We work in close collaboration with the Environment team, who draw up our water strategy, and support and guide us in our various projects. I also work in collaboration with all the teams at the destination who consume treated wastewater – the teams in charge of operating the attractions, the horticulture teams and maintenance personnel – to oversee the use of treated wastewater and ensure responsible consumption. The difficulty when working with the many teams at the destination is that we have to adapt to each person’s specific needs. It’s essential that the guest experience isn’t affected, so we need to work closely with everyone to learn their team’s objectives and work with them accordingly.
What does a typical day look like for you?
My days are never really the same, as my duties are very varied and there’s always something you can’t plan for. But certain tasks I do carry out every day, for example making sure the treatment plant is working properly, checking that the water is correctly distributed across the destination and most importantly, that there are no leaks. I also work with the Cast Members in my team on current and future projects, to accelerate the site’s ecological transition.
What’s special about your job at Disneyland Paris?
Working at Disneyland Paris is a special experience in itself — you get to experience the magic every day, while also progressing your career at an exceptional destination. But in technical terms, the great thing about working at the Disneyland Paris treatment plant is that the destination produces and uses its own water. In other words, the destination produces wastewater from the parks and backstage areas and then purifies and reuses it for things like road cleaning or watering plants. Outside Disneyland Paris, often several different entities involved. But in our case, the cycle runs more smoothly because we have full visibility of the production and reuse of our treated waste water.

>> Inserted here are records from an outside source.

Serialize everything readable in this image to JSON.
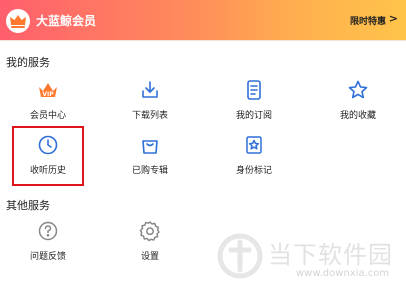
{
  "vip_banner": {
    "title": "大蓝鲸会员",
    "link_label": "限时特惠",
    "arrow_icon": "chevron-right-icon"
  },
  "my_services": {
    "title": "我的服务",
    "items": [
      {
        "label": "会员中心",
        "icon": "vip-crown-icon"
      },
      {
        "label": "下载列表",
        "icon": "download-icon"
      },
      {
        "label": "我的订阅",
        "icon": "document-icon"
      },
      {
        "label": "我的收藏",
        "icon": "star-icon"
      },
      {
        "label": "收听历史",
        "icon": "clock-icon"
      },
      {
        "label": "已购专辑",
        "icon": "shopping-bag-icon"
      },
      {
        "label": "身份标记",
        "icon": "id-star-icon"
      }
    ]
  },
  "other_services": {
    "title": "其他服务",
    "items": [
      {
        "label": "问题反馈",
        "icon": "question-icon"
      },
      {
        "label": "设置",
        "icon": "gear-icon"
      }
    ]
  },
  "watermark": {
    "text": "当下软件园",
    "url": "www.downxia.com"
  },
  "colors": {
    "accent_blue": "#2e6fd8",
    "vip_orange": "#ff7a2e",
    "highlight_red": "#e0141b",
    "banner_start": "#ff5f6d",
    "banner_end": "#ffc44a"
  }
}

The second great thing is the company’s strong environmental policy and the resources used to implement it. Disneyland Paris has a number of environmental programmes in place and is committed to always looking further ahead, which allows us to work with the many resources at our disposal.
This summer season, water is a very precious resource. How do you work to preserve it?
The WWTP is Disney’s leading asset when it comes to preserving the water resource. Reusing treated wastewater allows us to save more than 300,000 m3 of water per year, particularly in summertime when it’s needed for irrigation and filling pools and ponds.
One of our greatest challenges is to prevent water leaks and wastage, which is a daily task for several of our teams. We are developing digital services that will give us a centralised, remote and real-time view of how water is used at various points at the destination.
In addition, we are conducting a study to find solutions to promote the better use of water and to harvest unconventional water resources, which means any source other than the public drinking water network, such as rainwater or groundwater. The use of unconventional water sources will allow us to be even more virtuous and resilient in countering the impact of drought in future.
What do you think of Fanny and her role at Disneyland Paris? Did you learn anything from her interview? What did you find the most interesting? Share your thoughts, opinions, and take-aways in the comments below!